Similar to ARK: Survival Evolved, Green Hell is spectacular in its environmental design taking you through creeks and undergrowth with brilliant visual clarity. The Amazon truly comes alive if you can turn those graphics settings right up and even on a low-resolution the environment still looks pretty darn real. You can tell by how well the water animations have been done that it’s a very aesthetically pleasing game. Making the terror that much more real.

There’s a bit to juggle in the first few hours of gameplay with learning a map, navigating a notebook with all the details of “How to do things” as well as finding the right time to rest, eat, and maintain sanity. You have a smart watch gifted to you from Mia that aids you with managing your player needs. As someone who gets spooked a lot this game is probably best played with friends. Green Hell gives you the option to play cooperatively both with survival mode and story mode.
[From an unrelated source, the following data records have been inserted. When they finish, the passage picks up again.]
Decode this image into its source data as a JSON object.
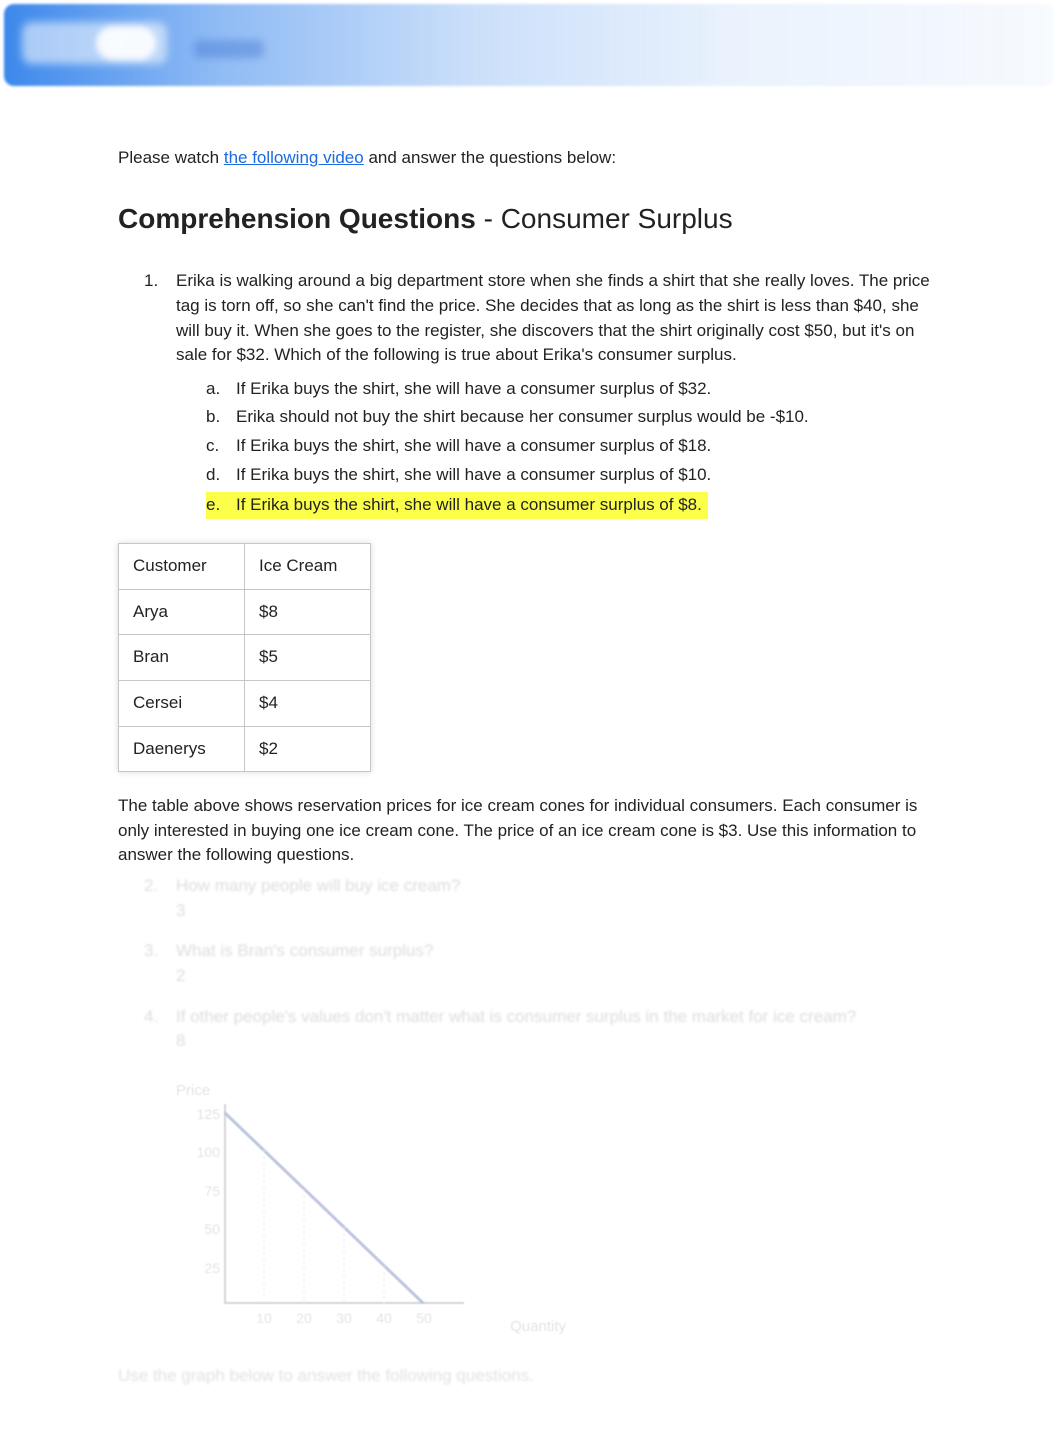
{
  "intro": {
    "prefix": "Please watch ",
    "link_text": "the following video",
    "suffix": " and answer the questions below:"
  },
  "heading": {
    "bold": "Comprehension Questions",
    "rest": " - Consumer Surplus"
  },
  "q1": {
    "num": "1.",
    "text": "Erika is walking around a big department store when she finds a shirt that she really loves. The price tag is torn off, so she can't find the price. She decides that as long as the shirt is less than $40, she will buy it. When she goes to the register, she discovers that the shirt originally cost $50, but it's on sale for $32. Which of the following is true about Erika's consumer surplus.",
    "choices": [
      {
        "letter": "a.",
        "text": "If Erika buys the shirt, she will have a consumer surplus of $32.",
        "hl": false
      },
      {
        "letter": "b.",
        "text": "Erika should not buy the shirt because her consumer surplus would be -$10.",
        "hl": false
      },
      {
        "letter": "c.",
        "text": "If Erika buys the shirt, she will have a consumer surplus of $18.",
        "hl": false
      },
      {
        "letter": "d.",
        "text": "If Erika buys the shirt, she will have a consumer surplus of $10.",
        "hl": false
      },
      {
        "letter": "e.",
        "text": "If Erika buys the shirt, she will have a consumer surplus of $8.",
        "hl": true
      }
    ]
  },
  "table": {
    "headers": [
      "Customer",
      "Ice Cream"
    ],
    "rows": [
      [
        "Arya",
        "$8"
      ],
      [
        "Bran",
        "$5"
      ],
      [
        "Cersei",
        "$4"
      ],
      [
        "Daenerys",
        "$2"
      ]
    ]
  },
  "table_caption": "The table above shows reservation prices for ice cream cones for individual consumers. Each consumer is only interested in buying one ice cream cone. The price of an ice cream cone is $3. Use this information to answer the following questions.",
  "q2": {
    "num": "2.",
    "text": "How many people will buy ice cream?",
    "ans": "3"
  },
  "q3": {
    "num": "3.",
    "text": "What is Bran's consumer surplus?",
    "ans": "2"
  },
  "q4": {
    "num": "4.",
    "text": "If other people's values don't matter what is consumer surplus in the market for ice cream?",
    "ans": "8"
  },
  "graph_caption": "Use the graph below to answer the following questions.",
  "chart_data": {
    "type": "line",
    "title": "Price",
    "xlabel": "Quantity",
    "ylabel": "Price",
    "x": [
      0,
      50
    ],
    "y": [
      125,
      0
    ],
    "xticks": [
      10,
      20,
      30,
      40,
      50
    ],
    "yticks": [
      25,
      50,
      75,
      100,
      125
    ],
    "xlim": [
      0,
      60
    ],
    "ylim": [
      0,
      130
    ]
  }
}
I find myself being more confident with decisions in survival games with friends by my side, but by all means if your more of a lone wolf kind of player than good luck to you.

What really gets my heart racing is the music, with low tribal drums, maracas, bamboo pan flutes and suspenseful themes Adam & Krysztof have done and insane job of elevating the experiences of Green Hell to not just increase your fear but also showcase the native South American musical instruments. Touching on classical Latin guitar, whilst still keeping true to the native sound of the Amazonas, I am definitely impressed. Of course, most of the music is designed to keep you on your toes so be prepared for that.

To summaries my experience with Green Hell I have to say that as much as I spent my time working up the courage to venture further into the rainforest, there is so much going for it aside from the fear aspects. There are many moments of appreciating the natural world, spinning out with Ayahuasca, and learning about the wonder of the Amazon. The story is compelling and is a fantastic driving force when you are unsure about what to do. The music is heart thumping and beautiful and I’m looking forward to playing more of the Green Hell universe as the developers continue to expand on Jake & Mia’s story. Hopefully when you play, you both come out alive.